The long term effects of spinal compression fractures can be far-reaching, potentially leading to prolonged discomfort, permanent changes in posture, and even a decreased quality of life. Understanding these long-term impacts is crucial, as it underscores the importance of timely diagnosis, effective treatment, and preventative care.
Signs and Symptoms
One of the most common long term effects of spinal compression fractures is severe back pain. This pain can occur suddenly or gradually over time and may be localized to the affected vertebrae or radiate throughout the back. The pain may worsen when standing, walking, or twisting and may improve when lying down.
Loss of Height
Compression fractures can cause the spine to lose height, resulting in a shorter stature. This may be accompanied by a visible hump in the upper back, known as a dowager’s hump. This condition can lead to a decrease in self-esteem and confidence.
Another long term effect of spinal compression fractures is limited mobility, making it difficult to bend, twist, or move in certain ways. This can have a significant impact on daily activities and quality of life. Limited mobility can also lead to weight gain, which can further exacerbate the symptoms of spinal compression fractures.
Numbness or Tingling
If a compression fracture compresses a nerve in the spine, it can lead to numbness or tingling in the arms, legs, or torso. This may also be accompanied by weakness or difficulty with coordination.
Possible Causes of a Spinal Compression Fracture
One of the most common causes of spinal compression fractures is osteoporosis, a condition in which the bones become brittle and fragile. According to the National Osteoporosis Foundation, approximately two million fractures occur each year due to osteoporosis. Long term effects of spinal compression fractures from osteoporosis are more common in women and older adults.
Compression fractures can also be caused by trauma, such as a car accident or fall. These types of fractures are more common in younger individuals or those with healthy bones. Trauma-related spinal compression fractures may occur in athletes or individuals who engage in high-impact sports.
Treatment for the Long Term Effects of Spinal Compression Fractures
In many cases, conservative treatments can be effective in managing symptoms of spinal compression fractures. These may include rest, pain medication, and physical therapy to improve mobility and strength. Conservative treatments are typically recommended for mild to moderate spinal compression fractures.
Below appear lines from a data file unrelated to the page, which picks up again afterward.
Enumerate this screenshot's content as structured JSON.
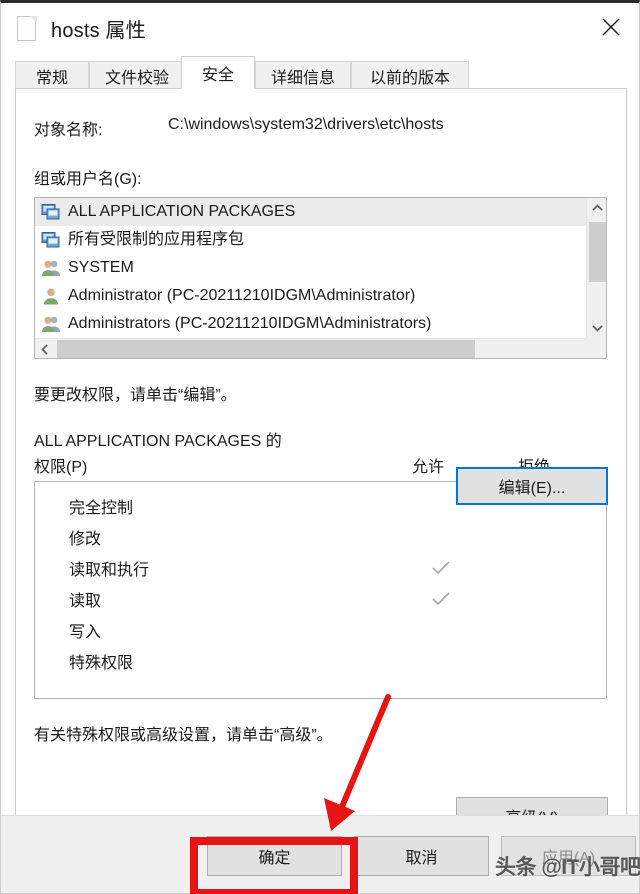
{
  "window": {
    "title": "hosts 属性",
    "icon": "document-icon",
    "close_label": "✕"
  },
  "tabs": [
    {
      "label": "常规",
      "active": false
    },
    {
      "label": "文件校验",
      "active": false
    },
    {
      "label": "安全",
      "active": true
    },
    {
      "label": "详细信息",
      "active": false
    },
    {
      "label": "以前的版本",
      "active": false
    }
  ],
  "security": {
    "object_name_label": "对象名称:",
    "object_name_value": "C:\\windows\\system32\\drivers\\etc\\hosts",
    "group_users_label": "组或用户名(G):",
    "users": [
      {
        "name": "ALL APPLICATION PACKAGES",
        "icon": "app-package-icon",
        "selected": true
      },
      {
        "name": "所有受限制的应用程序包",
        "icon": "app-package-icon",
        "selected": false
      },
      {
        "name": "SYSTEM",
        "icon": "group-icon",
        "selected": false
      },
      {
        "name": "Administrator (PC-20211210IDGM\\Administrator)",
        "icon": "user-icon",
        "selected": false
      },
      {
        "name": "Administrators (PC-20211210IDGM\\Administrators)",
        "icon": "group-icon",
        "selected": false
      }
    ],
    "edit_hint": "要更改权限，请单击“编辑”。",
    "edit_button": "编辑(E)...",
    "permissions_title_line1": "ALL APPLICATION PACKAGES 的",
    "permissions_title_line2": "权限(P)",
    "column_allow": "允许",
    "column_deny": "拒绝",
    "permissions": [
      {
        "name": "完全控制",
        "allow": false,
        "deny": false
      },
      {
        "name": "修改",
        "allow": false,
        "deny": false
      },
      {
        "name": "读取和执行",
        "allow": true,
        "deny": false
      },
      {
        "name": "读取",
        "allow": true,
        "deny": false
      },
      {
        "name": "写入",
        "allow": false,
        "deny": false
      },
      {
        "name": "特殊权限",
        "allow": false,
        "deny": false
      }
    ],
    "advanced_hint": "有关特殊权限或高级设置，请单击“高级”。",
    "advanced_button": "高级(V)"
  },
  "footer": {
    "ok": "确定",
    "cancel": "取消",
    "apply": "应用(A)",
    "apply_disabled": true
  },
  "annotations": {
    "highlight_target": "ok-button",
    "highlight_color": "#e81313",
    "arrow_color": "#e81313",
    "watermark_text": "头条 @IT小哥吧"
  }
}
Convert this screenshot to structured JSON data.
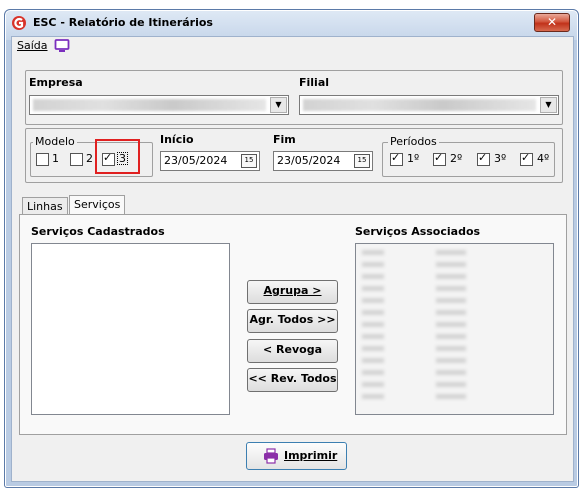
{
  "window": {
    "title": "ESC - Relatório de Itinerários",
    "close_label": "✕"
  },
  "menu": {
    "exit_label": "Saída"
  },
  "empresa": {
    "label": "Empresa"
  },
  "filial": {
    "label": "Filial"
  },
  "modelo": {
    "legend": "Modelo",
    "options": [
      {
        "label": "1",
        "checked": false
      },
      {
        "label": "2",
        "checked": false
      },
      {
        "label": "3",
        "checked": true
      }
    ]
  },
  "inicio": {
    "label": "Início",
    "value": "23/05/2024"
  },
  "fim": {
    "label": "Fim",
    "value": "23/05/2024"
  },
  "periodos": {
    "legend": "Períodos",
    "options": [
      {
        "label": "1º",
        "checked": true
      },
      {
        "label": "2º",
        "checked": true
      },
      {
        "label": "3º",
        "checked": true
      },
      {
        "label": "4º",
        "checked": true
      }
    ]
  },
  "tabs": [
    {
      "label": "Linhas"
    },
    {
      "label": "Serviços"
    }
  ],
  "servicos": {
    "cadastrados_label": "Serviços Cadastrados",
    "associados_label": "Serviços Associados"
  },
  "buttons": {
    "agrupa": "Agrupa >",
    "agr_todos": "Agr. Todos >>",
    "revoga": "< Revoga",
    "rev_todos": "<< Rev. Todos",
    "imprimir": "Imprimir"
  },
  "icons": {
    "app": "app-logo-icon",
    "monitor": "monitor-icon",
    "calendar": "calendar-icon",
    "printer": "printer-icon"
  },
  "colors": {
    "highlight": "#e02020",
    "accent": "#c62828",
    "monitor": "#7b2fbe",
    "printer": "#8b2fa8"
  }
}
Minimally Invasive Procedures
For more severe cases, minimally invasive procedures may be recommended, such as kyphoplasty or vertebroplasty. These procedures involve injecting a cement-like material into the fractured vertebrae to stabilize it and reduce pain.
In rare cases, surgery may be necessary to repair a spinal compression fracture. This may involve fusing the affected vertebrae together or removing part of the bone. Surgery is typically reserved for severe spinal compression fractures that have not responded to conservative or minimally invasive treatments.
How Can You Prevent Long Term Effects of Spinal Compression Fractures?
Eating a Balanced Diet
A diet rich in fruits, vegetables, and lean protein can help to reduce the risk of osteoporosis-related spinal compression fractures. Foods rich in calcium and vitamin D are also important to help mitigate the long term effects of spinal compression fractures.
Engaging in Weight-Bearing Exercises
Weight-bearing exercises such as walking, running, or weightlifting can help to improve bone density and reduce the risk of spinal compression fractures. Low-impact exercises such as yoga and swimming can also be beneficial for improving mobility and flexibility.
Avoiding Smoking and Alcohol
Smoking and excessive alcohol consumption can contribute to bone loss and increase the risk of spinal compression fractures. By avoiding these habits, individuals can reduce their risk of developing osteoporosis and other conditions that can lead to spinal compression fractures.
Use Caution During Activities
Activities such as high-impact sports, heavy lifting, and manual labor can increase the risk of spinal compression fractures. By using caution and taking appropriate safety measures, individuals can reduce their risk of injury and spinal compression fractures.
The Pain Doesn’t Have to Last Forever
At The Institute for Comprehensive Spine Care, I specialize in the treatment of spinal fractures and am deeply committed to providing personalized care that addresses your unique needs and goals.
With more than 20 years of experience treating various spinal conditions, my team and I offer the latest advancements in preventive care and minimally invasive surgeries. I prioritize clear communication and personalized attention for each of my patients, ensuring that you receive expert care every step of the way. I firmly believe that the best care starts with patient education and a customized approach to treatment, and my team and I are dedicated to supporting and guiding you through your journey to recovery.
Don’t let the long term effects of spinal compression fracture hold you back any longer. I invite you to schedule a consultation today and discover how I can help you reduce pain, increase mobility, and improve your quality of life.